EXERCISE:
Your answer must consist of every line from the data below that includes the word "accordion".
[[ RECORDS FOR THE TASK open ]]
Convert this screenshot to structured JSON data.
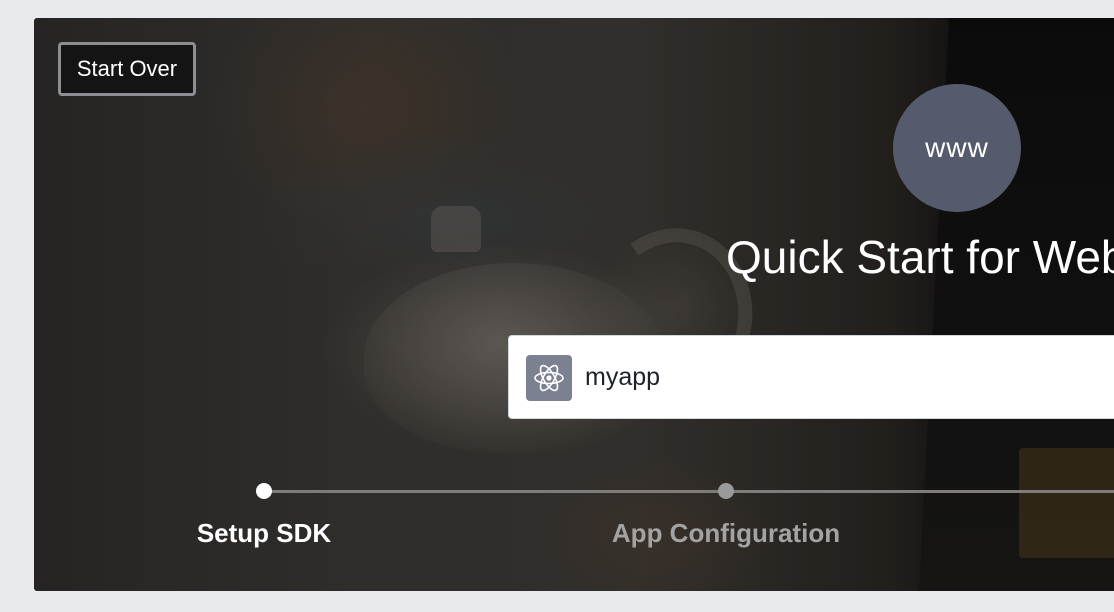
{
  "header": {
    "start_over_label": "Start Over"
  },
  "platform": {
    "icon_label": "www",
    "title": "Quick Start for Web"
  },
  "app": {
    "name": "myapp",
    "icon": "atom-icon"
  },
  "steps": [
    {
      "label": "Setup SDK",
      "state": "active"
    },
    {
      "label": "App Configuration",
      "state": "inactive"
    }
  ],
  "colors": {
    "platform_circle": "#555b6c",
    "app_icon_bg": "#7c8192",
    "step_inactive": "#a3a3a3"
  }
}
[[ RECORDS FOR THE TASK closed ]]
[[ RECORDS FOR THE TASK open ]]
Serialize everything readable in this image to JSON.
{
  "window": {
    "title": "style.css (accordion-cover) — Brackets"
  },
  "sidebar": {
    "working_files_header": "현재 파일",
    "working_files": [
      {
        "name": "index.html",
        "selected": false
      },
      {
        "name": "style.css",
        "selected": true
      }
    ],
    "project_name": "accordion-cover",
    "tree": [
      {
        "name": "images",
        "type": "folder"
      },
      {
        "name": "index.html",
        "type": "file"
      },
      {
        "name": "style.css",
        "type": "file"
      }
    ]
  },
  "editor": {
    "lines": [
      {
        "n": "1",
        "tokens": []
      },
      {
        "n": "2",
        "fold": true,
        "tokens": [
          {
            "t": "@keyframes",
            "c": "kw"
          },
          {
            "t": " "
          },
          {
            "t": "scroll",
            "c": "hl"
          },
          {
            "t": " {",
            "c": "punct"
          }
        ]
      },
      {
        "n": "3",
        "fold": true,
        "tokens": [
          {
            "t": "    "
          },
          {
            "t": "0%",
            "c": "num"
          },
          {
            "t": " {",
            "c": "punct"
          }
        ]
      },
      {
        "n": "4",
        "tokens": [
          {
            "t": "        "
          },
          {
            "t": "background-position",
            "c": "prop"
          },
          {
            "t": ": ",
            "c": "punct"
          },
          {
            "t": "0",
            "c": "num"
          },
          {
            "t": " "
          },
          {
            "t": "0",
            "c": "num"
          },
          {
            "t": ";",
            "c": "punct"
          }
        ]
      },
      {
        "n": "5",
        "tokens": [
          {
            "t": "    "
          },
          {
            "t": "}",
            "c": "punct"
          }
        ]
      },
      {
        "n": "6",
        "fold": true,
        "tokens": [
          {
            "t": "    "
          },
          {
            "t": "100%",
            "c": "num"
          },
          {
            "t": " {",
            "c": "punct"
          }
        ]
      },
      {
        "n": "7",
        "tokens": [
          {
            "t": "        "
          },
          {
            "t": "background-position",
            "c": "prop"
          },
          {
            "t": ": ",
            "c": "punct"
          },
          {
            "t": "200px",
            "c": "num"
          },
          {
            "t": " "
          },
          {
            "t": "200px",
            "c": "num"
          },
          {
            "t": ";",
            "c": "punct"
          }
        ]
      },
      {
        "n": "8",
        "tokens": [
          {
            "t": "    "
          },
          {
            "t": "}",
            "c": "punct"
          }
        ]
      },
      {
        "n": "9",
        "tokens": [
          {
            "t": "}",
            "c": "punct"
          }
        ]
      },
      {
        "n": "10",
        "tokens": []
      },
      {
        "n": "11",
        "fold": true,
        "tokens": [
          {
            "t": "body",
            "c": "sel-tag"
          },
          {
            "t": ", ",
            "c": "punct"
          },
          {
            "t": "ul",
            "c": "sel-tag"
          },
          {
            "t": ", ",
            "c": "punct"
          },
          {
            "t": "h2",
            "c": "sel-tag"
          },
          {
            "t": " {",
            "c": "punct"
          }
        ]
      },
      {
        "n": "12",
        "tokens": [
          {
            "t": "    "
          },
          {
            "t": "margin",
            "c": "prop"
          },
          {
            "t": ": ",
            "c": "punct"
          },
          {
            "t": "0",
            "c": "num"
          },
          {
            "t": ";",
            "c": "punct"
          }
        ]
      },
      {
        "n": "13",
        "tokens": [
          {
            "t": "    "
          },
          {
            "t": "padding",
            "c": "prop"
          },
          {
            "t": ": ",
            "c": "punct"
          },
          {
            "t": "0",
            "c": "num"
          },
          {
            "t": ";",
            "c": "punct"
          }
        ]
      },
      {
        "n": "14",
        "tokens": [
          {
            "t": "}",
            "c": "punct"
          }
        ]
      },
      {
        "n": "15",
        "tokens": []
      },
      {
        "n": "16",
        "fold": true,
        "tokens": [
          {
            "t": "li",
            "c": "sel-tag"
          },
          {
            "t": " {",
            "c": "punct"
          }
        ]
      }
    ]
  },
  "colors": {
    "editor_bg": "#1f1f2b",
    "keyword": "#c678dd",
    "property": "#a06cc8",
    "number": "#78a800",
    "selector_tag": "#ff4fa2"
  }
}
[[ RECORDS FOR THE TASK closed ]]
ANSWER AREA:
    "title": "style.css (accordion-cover) — Brackets"
    "project_name": "accordion-cover",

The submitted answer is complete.